But the news just kept getting better, he said. “They told me not only am I going to Peru but I’ll be flying with the second lady, Dr. (Jill) Biden, aboard an Air Force jet from Andrews Air Force Base to Peru and oh, on the way were going to stop at Costa Rica and meet the president of Costa Rica and tour some areas there.”
He toured Machu Picchu and relayed to local park directors how sites of cultural significance such as it are managed by the NPS. He also learned about the unique circumstances faced by the directors there.
One of the biggest difficulties at Machu Picchu is the lack of an off season stemming from the climate, he said. “They lamented the fact that they didn’t have two or three months where they had low visitation where they can just get extensive amounts of work done.”
The NPS has issues of its own, Spencer said. Foremost among these is the need to reach out to “non-traditional” visitors, which includes generations and ethnicities that don’t have as strong of a connection to the parks, he said. There are many reasons for that, including the absence of opportunities for urban dwellers or policies that create barriers stemming from cultural differences.
As an African American man serving in one of the highest positions within the Park Service, Spencer says he is expected to promote diversity. “Kinda the unwritten job description that goes along with it.”
He is quick to point out that parks in urban areas such as St. Louis, Atlanta, San Francisco and New York, are in better locations to promote diversity. “I can talk about my experience with folks, but I’d have to travel to Phoenix or Denver to really have an impact.”

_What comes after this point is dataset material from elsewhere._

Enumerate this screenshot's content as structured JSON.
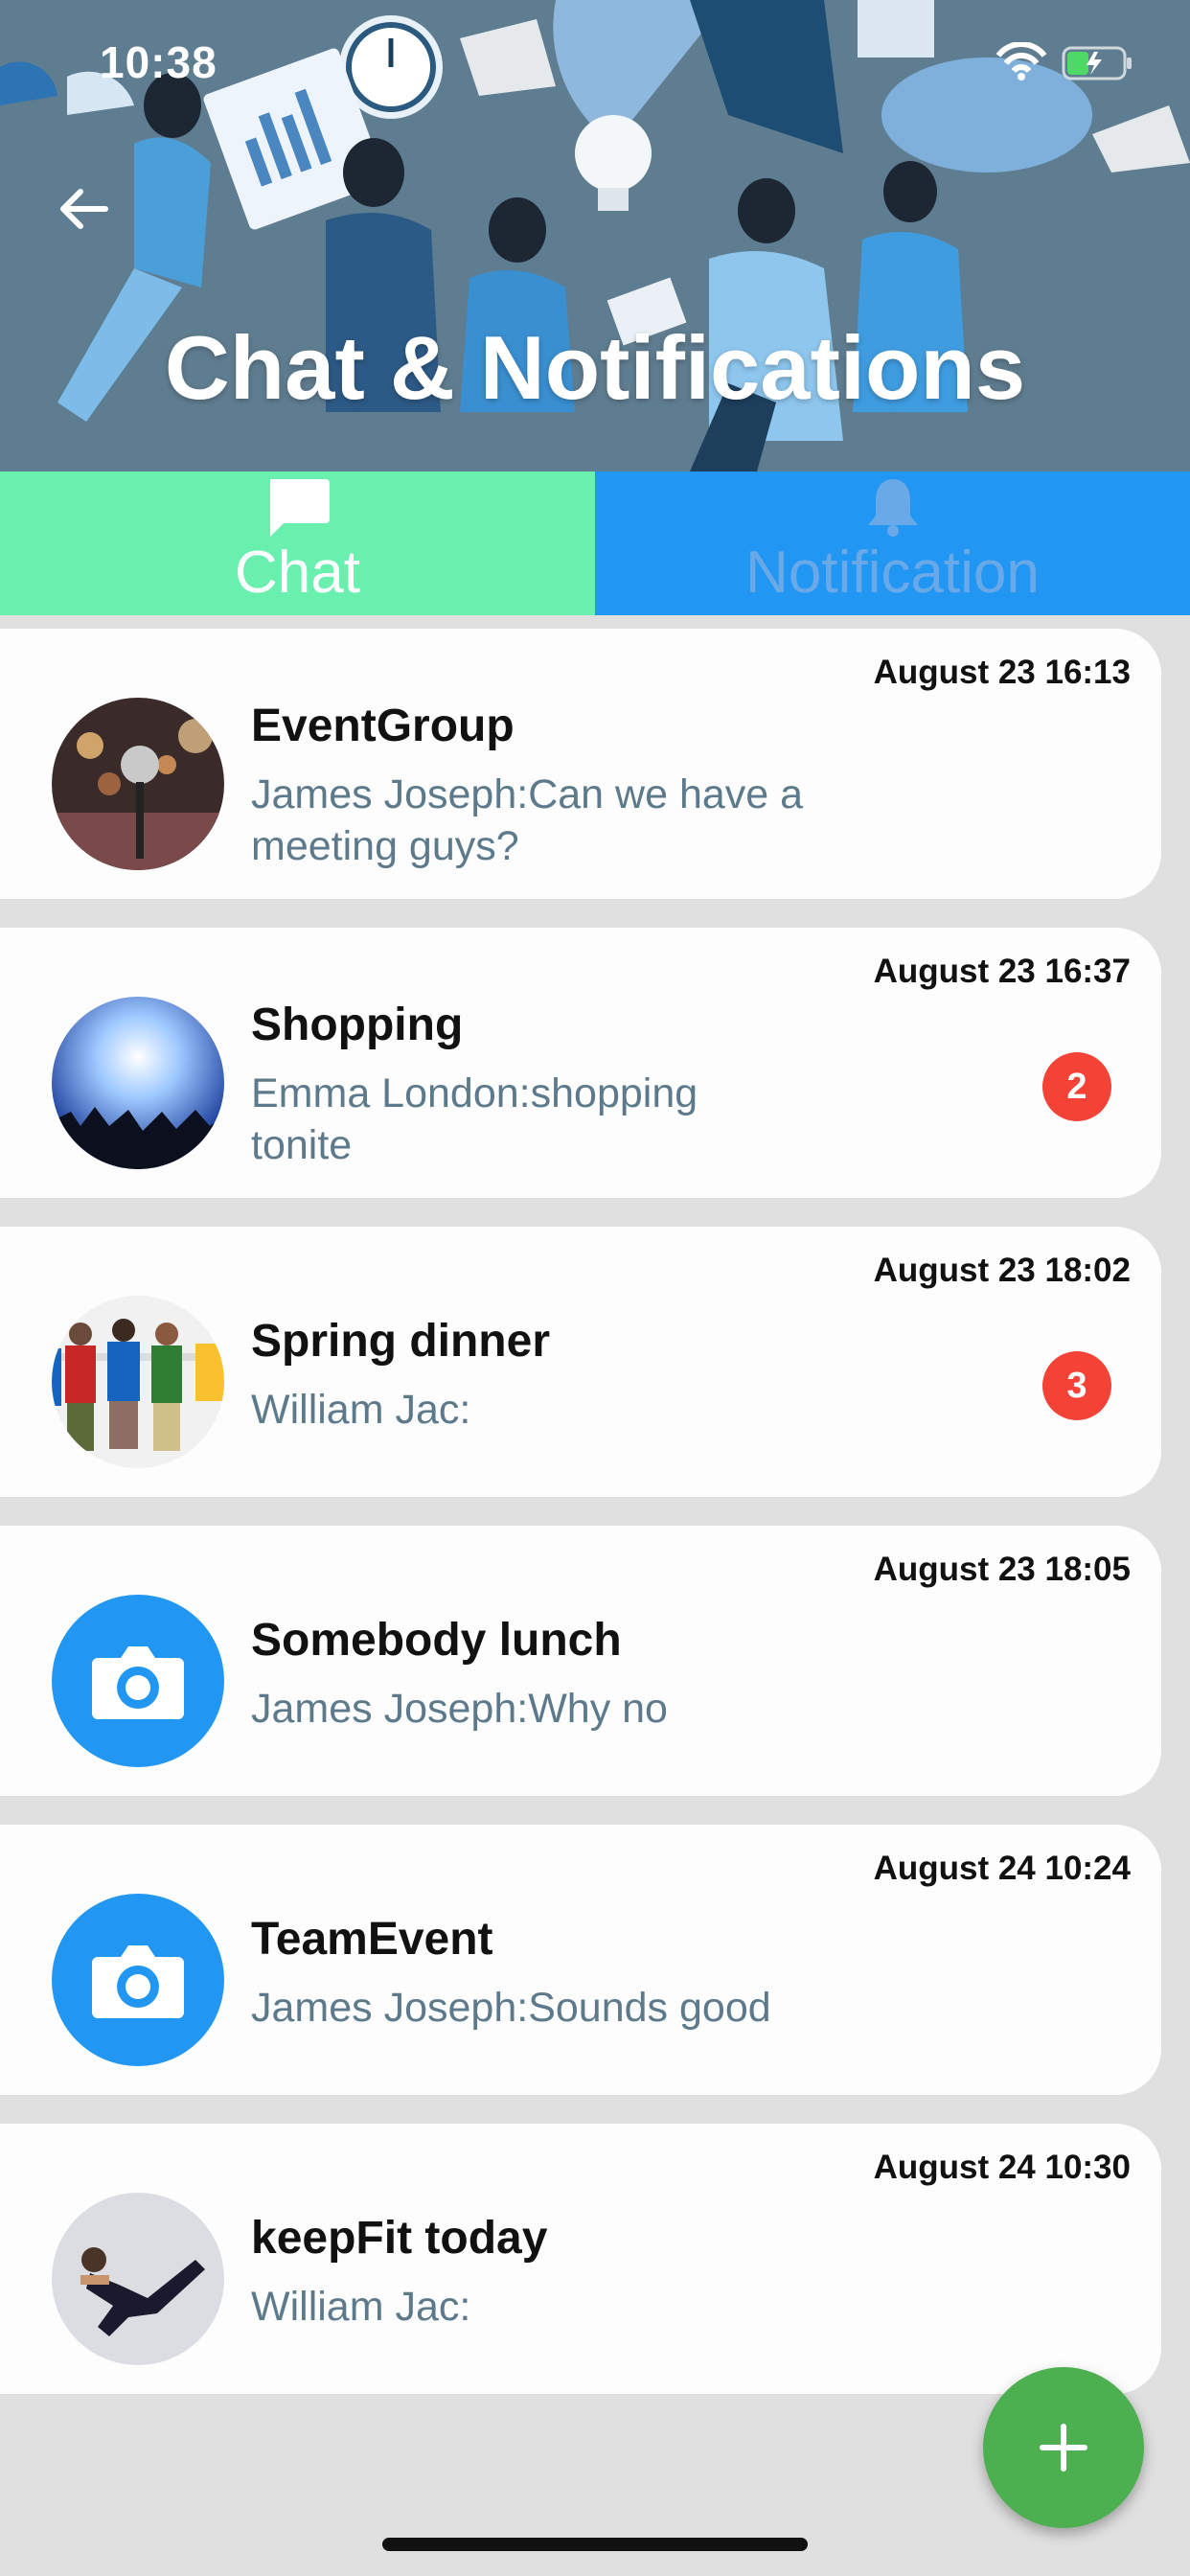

Spencer is not sure how much longer his career in the Park Service will last. “As long as things are fun, as long as I’m still enjoying it and I feel that I’m contributing in a positive way then I’ll stick around,”
But with retirement looming, he tries not to get caught up in his legacy and instead focuses on carrying out his responsibilities, he said.
“I remember many times my mom saying ‘it doesn’t matter what you do in life, do your best at it,’ and that’s what I’ve tried to do.”
Climbing the ladder from seasonal worker to superintendent has provided diverse experiences.
While the title of superintendent brings acclaim and a sense of accomplishment, the gratification isn’t as immediate as some other positions, Spencer said.
“You’re looking out five years or 10 years into the future and trying to guide the direction of the park, or development or policy or that sort of thing.”
In comparison, Spencer was a medic at Shenandoah, where things were slightly different.
“That’s where I could start IVs and that sort of thing. and there were a couple medical cases there where you can see an instant impact of your interventions,” he said.
Spencer still seeks out that field experience from time to time.
“I’m in the office and responding to things or writing something or answering email – it’s nice to stop and just get up, put on my hat, walk out into the field and visitors don’t know who you are. They see another ranger so they’ll ask questions: ‘Where’s the restrooms? Where’s this?’ And it’s nice to just have that interactions with folks,” he said.
But he’s not always so sure his visitors get the same enjoyment.
“They probably think ‘boy this guy is really talkative’ because they’ll ask one question and you’re giving them a three minute answer on everything because you’re just so happy to be out of the office.”